Police patches can be shaped like shields, circles, triangles, and (depending on your locality) arrowheads, keystones, or an officer’s home state. Some people collect patches based on geography (for example, all the police badges in Texas) while others collect patches based on the wearer’s duties, whether they worked on a bomb squad, S.W.A.T. team, or mounted patrol. Patches showing service in a specialized units such as motorcycle patrols, divisions, or squads are generally more difficult to find (they are certainly pricier) than stock patches, which only vary from area to area by the name of the community being served. Other special-unit patches include those worn by members of Native American “tribal” police officers.

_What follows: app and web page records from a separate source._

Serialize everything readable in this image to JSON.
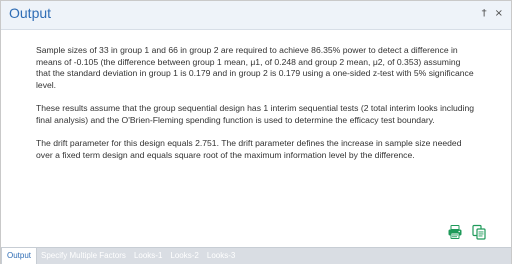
{
  "window": {
    "title": "Output",
    "controls": {
      "pin": "†",
      "close": "×"
    }
  },
  "report": {
    "paragraphs": [
      "Sample sizes of 33 in group 1 and 66 in group 2 are required to achieve 86.35% power to detect a difference in means of -0.105 (the difference between group 1 mean, μ1, of 0.248 and group 2 mean, μ2, of 0.353) assuming that the standard deviation in group 1 is 0.179 and in group 2 is 0.179 using a one-sided z-test with 5% significance level.",
      "These results assume that the group sequential design has 1 interim sequential tests (2 total interim looks including final analysis) and the O'Brien-Fleming spending function is used to determine the efficacy test boundary.",
      "The drift parameter for this design equals 2.751. The drift parameter defines the increase in sample size needed over a fixed term design and equals square root of the maximum information level by the difference."
    ]
  },
  "actions": {
    "print_icon": "printer-icon",
    "copy_icon": "copy-icon"
  },
  "tabs": [
    {
      "label": "Output",
      "active": true
    },
    {
      "label": "Specify Multiple Factors",
      "active": false
    },
    {
      "label": "Looks-1",
      "active": false
    },
    {
      "label": "Looks-2",
      "active": false
    },
    {
      "label": "Looks-3",
      "active": false
    }
  ],
  "colors": {
    "title_blue": "#2f6db5",
    "titlebar_bg": "#eef3f9",
    "tabbar_bg": "#d9dde3",
    "action_green": "#1f9a5a"
  }
}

Sheriff and highway-patrol patches are highly collected, as are patches featuring elaborate embroidery (vintage patches from Alaska, Hawaii, and Florida are some of the nicest). And then there are U.S. government police patches, which range from simple patches bearing the letters M.P. for military police to more elaborate designs that herald one’s membership in the police units of the U.S. Treasury, Arlington National Cemetery, or even the Bureau of Engraving and Printing.